Exercise
The answer must be an exact reproduction of all the entries.

Dataset entries

::::::::::

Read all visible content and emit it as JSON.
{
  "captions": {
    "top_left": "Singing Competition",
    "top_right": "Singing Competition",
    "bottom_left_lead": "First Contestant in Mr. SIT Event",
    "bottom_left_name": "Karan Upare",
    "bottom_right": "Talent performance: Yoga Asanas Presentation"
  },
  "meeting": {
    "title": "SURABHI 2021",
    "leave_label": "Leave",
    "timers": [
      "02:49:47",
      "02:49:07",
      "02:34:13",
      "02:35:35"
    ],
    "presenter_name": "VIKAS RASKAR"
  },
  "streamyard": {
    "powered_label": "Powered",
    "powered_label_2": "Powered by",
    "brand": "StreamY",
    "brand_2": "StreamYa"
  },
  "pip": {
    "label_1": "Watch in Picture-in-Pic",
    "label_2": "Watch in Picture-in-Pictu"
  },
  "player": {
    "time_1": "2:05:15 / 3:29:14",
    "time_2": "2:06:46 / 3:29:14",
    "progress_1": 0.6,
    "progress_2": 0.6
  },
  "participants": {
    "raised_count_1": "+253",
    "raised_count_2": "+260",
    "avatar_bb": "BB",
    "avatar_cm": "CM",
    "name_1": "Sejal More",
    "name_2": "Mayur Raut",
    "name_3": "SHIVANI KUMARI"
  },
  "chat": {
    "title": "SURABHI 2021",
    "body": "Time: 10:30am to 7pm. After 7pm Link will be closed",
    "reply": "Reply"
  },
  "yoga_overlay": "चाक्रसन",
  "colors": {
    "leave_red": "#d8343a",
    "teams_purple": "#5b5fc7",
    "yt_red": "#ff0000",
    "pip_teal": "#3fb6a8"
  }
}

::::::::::

Written answer
Read all visible content and emit it as JSON.
{
  "captions": {
    "top_left": "Singing Competition",
    "top_right": "Singing Competition",
    "bottom_left_lead": "First Contestant in Mr. SIT Event",
    "bottom_left_name": "Karan Upare",
    "bottom_right": "Talent performance: Yoga Asanas Presentation"
  },
  "meeting": {
    "title": "SURABHI 2021",
    "leave_label": "Leave",
    "timers": [
      "02:49:47",
      "02:49:07",
      "02:34:13",
      "02:35:35"
    ],
    "presenter_name": "VIKAS RASKAR"
  },
  "streamyard": {
    "powered_label": "Powered",
    "powered_label_2": "Powered by",
    "brand": "StreamY",
    "brand_2": "StreamYa"
  },
  "pip": {
    "label_1": "Watch in Picture-in-Pic",
    "label_2": "Watch in Picture-in-Pictu"
  },
  "player": {
    "time_1": "2:05:15 / 3:29:14",
    "time_2": "2:06:46 / 3:29:14",
    "progress_1": 0.6,
    "progress_2": 0.6
  },
  "participants": {
    "raised_count_1": "+253",
    "raised_count_2": "+260",
    "avatar_bb": "BB",
    "avatar_cm": "CM",
    "name_1": "Sejal More",
    "name_2": "Mayur Raut",
    "name_3": "SHIVANI KUMARI"
  },
  "chat": {
    "title": "SURABHI 2021",
    "body": "Time: 10:30am to 7pm. After 7pm Link will be closed",
    "reply": "Reply"
  },
  "yoga_overlay": "चाक्रसन",
  "colors": {
    "leave_red": "#d8343a",
    "teams_purple": "#5b5fc7",
    "yt_red": "#ff0000",
    "pip_teal": "#3fb6a8"
  }
}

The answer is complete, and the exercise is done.